“With the pandemic and the world shifting their attention from Afghanistan, I worry that once again, Afghan women will fall into dark times. We must do what we can to prevent that from happening.”
Twenty-five-year-old Marzia Akbar is part of a small group of female psychologists. Her team runs a covert counseling clinic at a local hospital in the Herat province and have helped many victims of domestic abuse. But Herat’s stay-at-home order has caused Akbari’s team to lose contact with most of their clients.
If a large number of Afghan women are unable to study, work and reach their full potential, it is not because they are weak. It is because our society has placed in their ways the largest roadblocks.
Charles Randolph Wright’s powerful Love In Afghanistan examines many of the complicated issues facing young Afghan women. The play, which recently completed a world premiere run at the Arena Stage in Washington, D.C., focuses on Roya, a young Afghan woman who is a translator at a U.S. army base in Kabul. There she meets an […]

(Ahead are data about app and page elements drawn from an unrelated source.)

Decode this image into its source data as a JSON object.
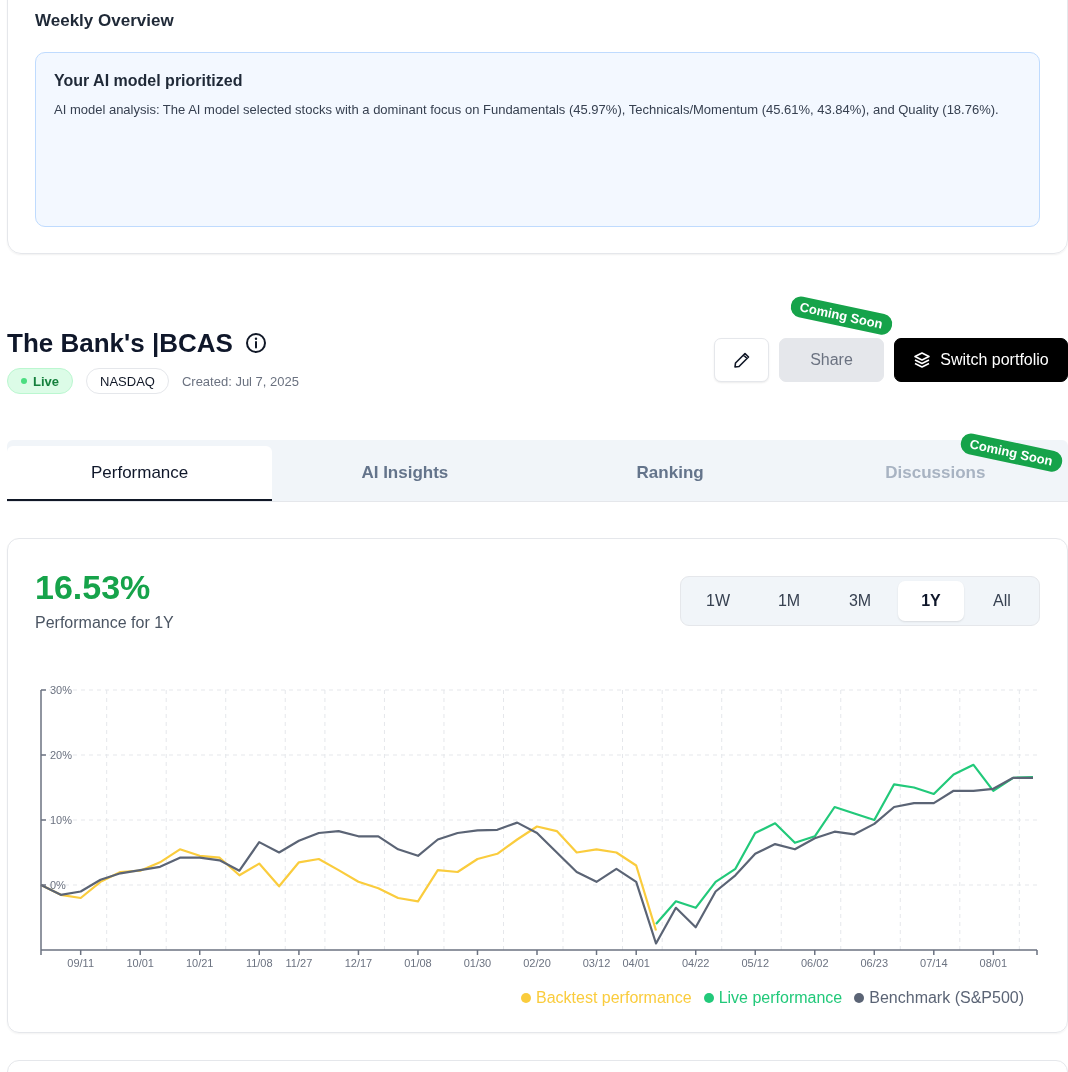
{
  "weekly_overview": {
    "title": "Weekly Overview",
    "insight": {
      "title": "Your AI model prioritized",
      "text": "AI model analysis: The AI model selected stocks with a dominant focus on Fundamentals (45.97%), Technicals/Momentum (45.61%, 43.84%), and Quality (18.76%)."
    }
  },
  "portfolio": {
    "name": "The Bank's |BCAS",
    "tags": [
      {
        "label": "Live",
        "kind": "status"
      },
      {
        "label": "NASDAQ",
        "kind": "exchange"
      }
    ],
    "created": "Created: Jul 7, 2025"
  },
  "actions": [
    {
      "kind": "edit"
    },
    {
      "kind": "share",
      "label": "Share",
      "disabled": true,
      "badge": "Coming Soon"
    },
    {
      "kind": "switch",
      "label": "Switch portfolio"
    }
  ],
  "tabs": [
    {
      "label": "Performance",
      "selected": true,
      "disabled": false
    },
    {
      "label": "AI Insights",
      "selected": false,
      "disabled": false
    },
    {
      "label": "Ranking",
      "selected": false,
      "disabled": false
    },
    {
      "label": "Discussions",
      "selected": false,
      "disabled": true,
      "badge": "Coming Soon"
    }
  ],
  "performance": {
    "value": "16.53%",
    "caption": "Performance for 1Y",
    "ranges": [
      {
        "label": "1W",
        "selected": false
      },
      {
        "label": "1M",
        "selected": false
      },
      {
        "label": "3M",
        "selected": false
      },
      {
        "label": "1Y",
        "selected": true
      },
      {
        "label": "All",
        "selected": false
      }
    ],
    "chart_data": {
      "type": "line",
      "grid": true,
      "legend": "bottom-right",
      "categories": [
        null,
        null,
        "09/11",
        null,
        null,
        "10/01",
        null,
        null,
        "10/21",
        null,
        null,
        "11/08",
        null,
        "11/27",
        null,
        null,
        "12/17",
        null,
        null,
        "01/08",
        null,
        null,
        "01/30",
        null,
        null,
        "02/20",
        null,
        null,
        "03/12",
        null,
        "04/01",
        null,
        null,
        "04/22",
        null,
        null,
        "05/12",
        null,
        null,
        "06/02",
        null,
        null,
        "06/23",
        null,
        null,
        "07/14",
        null,
        null,
        "08/01",
        null,
        null
      ],
      "ylim": [
        -10,
        30
      ],
      "yticks": [
        {
          "value": 0,
          "label": "0%"
        },
        {
          "value": 10,
          "label": "10%"
        },
        {
          "value": 20,
          "label": "20%"
        },
        {
          "value": 30,
          "label": "30%"
        }
      ],
      "series": [
        {
          "name": "Backtest performance",
          "color": "#facc3d",
          "values": [
            0,
            -1.5,
            -2,
            0.5,
            2,
            2.2,
            3.5,
            5.5,
            4.5,
            4.2,
            1.5,
            3.3,
            -0.2,
            3.5,
            4,
            2.3,
            0.5,
            -0.5,
            -2,
            -2.5,
            2.3,
            2,
            4,
            4.8,
            7,
            9,
            8.3,
            5,
            5.5,
            5,
            3,
            -7,
            null,
            null,
            null,
            null,
            null,
            null,
            null,
            null,
            null,
            null,
            null,
            null,
            null,
            null,
            null,
            null,
            null,
            null,
            null
          ]
        },
        {
          "name": "Live performance",
          "color": "#22c97a",
          "values": [
            null,
            null,
            null,
            null,
            null,
            null,
            null,
            null,
            null,
            null,
            null,
            null,
            null,
            null,
            null,
            null,
            null,
            null,
            null,
            null,
            null,
            null,
            null,
            null,
            null,
            null,
            null,
            null,
            null,
            null,
            null,
            -6,
            -2.5,
            -3.5,
            0.5,
            2.5,
            8,
            9.5,
            6.5,
            7.5,
            12,
            11,
            10,
            15.5,
            15,
            14,
            17,
            18.5,
            14.5,
            16.5,
            16.6
          ]
        },
        {
          "name": "Benchmark (S&P500)",
          "color": "#5b6475",
          "values": [
            0,
            -1.5,
            -1,
            0.8,
            1.8,
            2.3,
            2.8,
            4.2,
            4.2,
            3.8,
            2.2,
            6.6,
            5,
            6.8,
            8,
            8.3,
            7.5,
            7.5,
            5.5,
            4.5,
            7,
            8,
            8.4,
            8.5,
            9.6,
            8,
            5,
            2,
            0.5,
            2.5,
            0.5,
            -9,
            -3.5,
            -6.5,
            -1,
            1.5,
            4.8,
            6.3,
            5.5,
            7.2,
            8.2,
            7.8,
            9.4,
            12,
            12.6,
            12.6,
            14.5,
            14.5,
            14.8,
            16.5,
            16.5
          ]
        }
      ]
    }
  }
}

As Nicholas Kristof stated, “Talent is universal; opportunity is not.” On every corner of the earth, there are millions of talented children who are denied getting an education due to war, poverty, harmful traditions and lack of resources. I was one of those children. I could not go to school for five years. I know […]